The result would be a Master Facilities and Programming Plan completed in the first part of the 2012-13 school year.
Preliminary data from the ten-year enrollment study
Several weeks ago, Hazel Reinhardt Consulting Services delivered preliminary data for the ten-year enrollment study. Among the data was what Reinhardt described as “a conservative projection” of a 20 percent enrollment increase in the next 8-10 years, 6,200 total students, and a 2,000-student high school by 2021.
In 2011-2012, the average size of the district’s grades 9-12 classes was 338, the average size of the K-3 grades was 430. The projection of kindergarten students for 2012-13 was 439; as of the first week of school the district welcomed 489 kindergarten students.
The presentation from the School Board meeting, including some of the data provided by Reinhardt, can be viewed on the link below. For the purpose of Reinhardt’s study enrollment numbers do not include Early Childhood, Online Learning, Lighthouse Program, or Learning Alternatives students. When added, enrollment projections would be higher than those in her slides.
The presentation can be viewed here: Update on the Master Facilities and Programming Study
Facility capacity study
Throughout the past four months, Wold Architects performed a capacity analysis on all K-12 schools. The study documented how all sites are currently using their facilities, the potential or maximum capacity of each school, and the planning capacity of each. In addition, they reviewed all sites for possible classroom additions should they be necessary.
Results of the study now provide the district with data on Current Usage capacity (capacity based on how a site is currently used); Potential Capacity (maximum capacity if every classroom had the class size target number of students); and Planning Capacity (potential capacity adjusted down for any classrooms used for center-based programming and reduced further to allow for student movement and effective learning options.)

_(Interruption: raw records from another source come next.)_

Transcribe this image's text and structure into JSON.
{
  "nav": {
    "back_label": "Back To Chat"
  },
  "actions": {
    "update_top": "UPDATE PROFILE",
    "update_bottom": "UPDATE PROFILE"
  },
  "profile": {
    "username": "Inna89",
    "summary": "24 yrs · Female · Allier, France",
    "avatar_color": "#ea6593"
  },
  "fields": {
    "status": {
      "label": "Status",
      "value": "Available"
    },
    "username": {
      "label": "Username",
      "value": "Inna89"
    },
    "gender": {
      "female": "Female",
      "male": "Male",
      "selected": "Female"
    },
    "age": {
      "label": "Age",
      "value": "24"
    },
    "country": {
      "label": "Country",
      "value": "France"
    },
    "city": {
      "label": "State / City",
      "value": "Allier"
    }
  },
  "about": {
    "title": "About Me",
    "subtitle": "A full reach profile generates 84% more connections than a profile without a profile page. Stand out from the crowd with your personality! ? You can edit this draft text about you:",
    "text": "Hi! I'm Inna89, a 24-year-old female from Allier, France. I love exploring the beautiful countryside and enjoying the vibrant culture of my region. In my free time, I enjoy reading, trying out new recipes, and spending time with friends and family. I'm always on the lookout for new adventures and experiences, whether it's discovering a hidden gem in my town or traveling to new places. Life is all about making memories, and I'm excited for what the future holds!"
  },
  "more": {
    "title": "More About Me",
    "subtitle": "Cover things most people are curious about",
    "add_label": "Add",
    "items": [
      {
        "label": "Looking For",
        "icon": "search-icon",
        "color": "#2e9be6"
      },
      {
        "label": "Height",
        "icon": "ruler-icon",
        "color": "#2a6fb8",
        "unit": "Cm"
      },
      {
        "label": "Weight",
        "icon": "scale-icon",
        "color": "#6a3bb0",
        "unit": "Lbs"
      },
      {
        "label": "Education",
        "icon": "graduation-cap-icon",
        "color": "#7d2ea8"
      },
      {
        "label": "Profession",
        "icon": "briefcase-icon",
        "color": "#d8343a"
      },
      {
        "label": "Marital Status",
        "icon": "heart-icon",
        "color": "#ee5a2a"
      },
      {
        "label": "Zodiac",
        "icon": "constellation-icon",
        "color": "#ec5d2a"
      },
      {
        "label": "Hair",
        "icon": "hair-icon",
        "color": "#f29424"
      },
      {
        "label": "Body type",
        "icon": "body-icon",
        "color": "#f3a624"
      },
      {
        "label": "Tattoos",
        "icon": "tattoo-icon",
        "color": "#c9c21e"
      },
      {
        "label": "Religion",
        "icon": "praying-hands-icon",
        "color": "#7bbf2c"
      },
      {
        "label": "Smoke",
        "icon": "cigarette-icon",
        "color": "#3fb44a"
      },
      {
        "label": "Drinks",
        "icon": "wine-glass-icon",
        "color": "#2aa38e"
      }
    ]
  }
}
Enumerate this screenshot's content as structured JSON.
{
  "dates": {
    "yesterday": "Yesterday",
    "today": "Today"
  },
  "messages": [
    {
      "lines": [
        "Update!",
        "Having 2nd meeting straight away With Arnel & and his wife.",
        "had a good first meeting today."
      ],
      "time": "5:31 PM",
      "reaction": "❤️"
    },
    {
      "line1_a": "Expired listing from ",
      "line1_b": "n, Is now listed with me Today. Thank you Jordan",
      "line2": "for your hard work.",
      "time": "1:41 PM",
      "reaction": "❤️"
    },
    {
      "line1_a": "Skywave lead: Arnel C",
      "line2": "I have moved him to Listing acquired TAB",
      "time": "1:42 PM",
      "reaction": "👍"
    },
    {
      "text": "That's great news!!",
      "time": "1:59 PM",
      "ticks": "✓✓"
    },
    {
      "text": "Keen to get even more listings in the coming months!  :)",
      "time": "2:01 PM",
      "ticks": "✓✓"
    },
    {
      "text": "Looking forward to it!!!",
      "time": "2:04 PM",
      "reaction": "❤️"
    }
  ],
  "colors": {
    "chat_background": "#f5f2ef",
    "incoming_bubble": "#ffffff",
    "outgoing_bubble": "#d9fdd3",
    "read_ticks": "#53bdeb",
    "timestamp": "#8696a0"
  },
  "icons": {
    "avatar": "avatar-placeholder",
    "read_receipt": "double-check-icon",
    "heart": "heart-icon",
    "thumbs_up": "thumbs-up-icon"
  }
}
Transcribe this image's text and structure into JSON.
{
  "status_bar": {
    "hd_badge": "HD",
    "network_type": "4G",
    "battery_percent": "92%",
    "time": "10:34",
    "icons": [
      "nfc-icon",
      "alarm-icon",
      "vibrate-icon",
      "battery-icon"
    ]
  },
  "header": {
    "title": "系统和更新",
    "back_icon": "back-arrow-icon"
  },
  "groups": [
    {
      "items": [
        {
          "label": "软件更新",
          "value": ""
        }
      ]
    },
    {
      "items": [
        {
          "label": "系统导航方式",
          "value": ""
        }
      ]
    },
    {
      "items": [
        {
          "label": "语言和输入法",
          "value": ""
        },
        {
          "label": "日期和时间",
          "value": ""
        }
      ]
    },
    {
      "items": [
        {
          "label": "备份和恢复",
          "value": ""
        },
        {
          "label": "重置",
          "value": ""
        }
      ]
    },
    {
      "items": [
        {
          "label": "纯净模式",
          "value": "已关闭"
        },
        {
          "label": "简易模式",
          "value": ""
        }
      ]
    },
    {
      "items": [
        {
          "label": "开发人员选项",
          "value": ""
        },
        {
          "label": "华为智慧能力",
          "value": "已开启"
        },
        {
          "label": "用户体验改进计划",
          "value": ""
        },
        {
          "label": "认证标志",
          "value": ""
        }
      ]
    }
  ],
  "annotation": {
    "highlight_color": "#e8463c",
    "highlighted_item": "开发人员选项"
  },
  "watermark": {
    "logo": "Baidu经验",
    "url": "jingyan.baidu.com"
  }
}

Planning and next steps
With the ten-year enrollment study and facility capacity studies completed, Dr. Ronneberg said next steps and a projected timeline include the following:
Final projections completed by October 5, to include adjustments based on Fall 2012 Actual Enrollment data, as well as a housing analysis of the district
The Design Team will continue to study and identify facilities options to address current and emerging needs and influences through September. This will include identification of costs as well as program implications.
The School Board will refine the Guiding Change (decision-making parameters, including an enrollment projection target) and review facilities options in late September-early October
The Design Team will narrow options to those that effectively address needs in the short-term and will identify their resulting implications through October
The School Board will review option(s) recommended as viable by the Design Team in late October/early November
The Design Team will make a recommendation for facilities and programming modifications necessary to address needs for Fall 2013.
The School Board will take action, as appropriate, regarding these recommendations in November or December 2012
- A draft of a long-term Master Facilities and Programming Plan presented to School Board in December 2012